Following today’s funding announcement, the University of Glasgow will receive £38million to create the Precision Medicine Living Lab, bringing cutting-edge science and innovation into a real-world medical environment. And in Edinburgh the Global Open Finance Centre of Excellence has been awarded £22.5 million. The concept was developed into a winning bid by the University of Edinburgh, FinTech Scotland and the Financial Data and Technology Association.

The money will come from UK Research and Innovation’s £186 million Strength in Places Fund which recognises the importance of science, research, innovation and skills in creating jobs and prosperity for the future. Twenty three UK projects were scrutinised by the panel before the funding allocation was announced. In selecting seven successful bids, the assessment panel looked for proposals with benefits across the whole of society.

Led by the scientists who recently set up the Lighthouse Lab COVID-19 testing facility, the Precision Medicine Living Lab will be located close to the Queen Elizabeth University Hospital Campus in Govan. It is projected to provide 446 jobs and £136 million of added economic value to the region in the next eight years.
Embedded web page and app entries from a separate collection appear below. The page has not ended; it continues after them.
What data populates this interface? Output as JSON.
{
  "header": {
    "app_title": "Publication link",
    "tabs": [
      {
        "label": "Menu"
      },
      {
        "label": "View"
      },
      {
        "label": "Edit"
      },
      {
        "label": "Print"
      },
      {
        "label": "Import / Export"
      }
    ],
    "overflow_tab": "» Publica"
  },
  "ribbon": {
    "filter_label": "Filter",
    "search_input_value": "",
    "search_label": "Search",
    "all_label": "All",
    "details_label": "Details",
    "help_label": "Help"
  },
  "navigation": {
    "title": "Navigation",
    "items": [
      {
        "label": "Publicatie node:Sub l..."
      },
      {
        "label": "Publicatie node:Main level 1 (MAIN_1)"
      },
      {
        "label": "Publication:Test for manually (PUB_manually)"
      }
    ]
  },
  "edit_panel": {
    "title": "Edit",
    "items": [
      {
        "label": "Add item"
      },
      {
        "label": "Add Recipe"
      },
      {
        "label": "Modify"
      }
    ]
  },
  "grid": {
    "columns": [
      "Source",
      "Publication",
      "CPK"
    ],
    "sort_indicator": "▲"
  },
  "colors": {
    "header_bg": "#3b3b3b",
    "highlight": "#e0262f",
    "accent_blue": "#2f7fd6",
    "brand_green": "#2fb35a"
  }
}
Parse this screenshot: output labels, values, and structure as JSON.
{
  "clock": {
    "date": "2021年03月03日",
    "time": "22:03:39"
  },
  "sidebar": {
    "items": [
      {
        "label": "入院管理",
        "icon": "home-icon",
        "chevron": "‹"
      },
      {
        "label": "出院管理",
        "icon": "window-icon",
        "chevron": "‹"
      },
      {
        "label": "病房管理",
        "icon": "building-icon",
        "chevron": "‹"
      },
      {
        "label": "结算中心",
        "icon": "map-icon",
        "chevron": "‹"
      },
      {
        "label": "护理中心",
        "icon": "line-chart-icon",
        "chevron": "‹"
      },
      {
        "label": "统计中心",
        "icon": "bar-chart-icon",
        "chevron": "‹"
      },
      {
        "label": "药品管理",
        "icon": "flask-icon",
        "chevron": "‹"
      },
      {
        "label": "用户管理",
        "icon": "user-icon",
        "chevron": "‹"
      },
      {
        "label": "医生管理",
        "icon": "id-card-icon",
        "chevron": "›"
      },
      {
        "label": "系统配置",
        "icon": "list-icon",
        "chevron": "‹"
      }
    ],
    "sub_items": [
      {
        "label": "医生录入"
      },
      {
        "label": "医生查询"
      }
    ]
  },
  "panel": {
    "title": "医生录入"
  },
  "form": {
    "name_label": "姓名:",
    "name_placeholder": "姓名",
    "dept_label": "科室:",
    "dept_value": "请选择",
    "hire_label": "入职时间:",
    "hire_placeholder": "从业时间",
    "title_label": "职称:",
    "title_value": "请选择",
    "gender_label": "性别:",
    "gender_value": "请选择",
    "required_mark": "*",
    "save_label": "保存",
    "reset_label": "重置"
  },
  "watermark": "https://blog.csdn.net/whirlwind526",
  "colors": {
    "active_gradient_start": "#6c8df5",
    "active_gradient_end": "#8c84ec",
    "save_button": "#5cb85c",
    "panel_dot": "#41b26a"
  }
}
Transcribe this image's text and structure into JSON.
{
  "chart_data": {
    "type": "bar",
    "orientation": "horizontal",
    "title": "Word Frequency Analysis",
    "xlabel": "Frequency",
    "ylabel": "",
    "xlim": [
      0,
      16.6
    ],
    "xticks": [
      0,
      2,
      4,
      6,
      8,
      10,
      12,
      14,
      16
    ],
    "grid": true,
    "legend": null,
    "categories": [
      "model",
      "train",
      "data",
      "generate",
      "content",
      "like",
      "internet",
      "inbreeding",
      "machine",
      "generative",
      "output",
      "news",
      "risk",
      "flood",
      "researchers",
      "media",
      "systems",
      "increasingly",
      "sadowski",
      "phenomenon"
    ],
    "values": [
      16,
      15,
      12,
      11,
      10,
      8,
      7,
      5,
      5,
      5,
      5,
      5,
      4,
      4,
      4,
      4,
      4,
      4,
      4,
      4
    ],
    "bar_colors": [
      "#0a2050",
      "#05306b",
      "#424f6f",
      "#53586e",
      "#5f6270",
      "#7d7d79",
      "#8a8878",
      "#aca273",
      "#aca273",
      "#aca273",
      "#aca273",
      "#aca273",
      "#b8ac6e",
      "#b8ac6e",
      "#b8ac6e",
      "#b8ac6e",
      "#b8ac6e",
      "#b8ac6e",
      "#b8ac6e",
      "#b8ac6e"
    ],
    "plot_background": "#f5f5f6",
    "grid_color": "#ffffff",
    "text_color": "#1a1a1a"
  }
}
Its work will be concerned with tailoring medical treatments to individual characteristics and will focus on precise diagnostics, imaging, genomics and artificial intelligence.

Once established, the Global Open Finance Centre of Excellence will support technological innovation in financial services and provide research to help policymakers understand the economic and social impact of future financial decisions.

Dr Stuart Fancey, Director of Research and Innovation at the Scottish Funding Council, said:

“Scottish universities responded creatively and energetically to the opportunity presented by the Strength in Places Fund. It’s excellent news that two Scottish projects have been successful in their bids. Both projects have been developed to create benefits that will reach far beyond their host universities and into regional economies and wider society.”

UK Research and Innovation Chief Executive, Professor Sir Mark Walport, said:

“UK Research and Innovation funding through the Strength in Places Fund will bring researchers, industry and local leadership together in outstanding collaborative programmes that will catalyse regional excellence and economic growth across the UK.”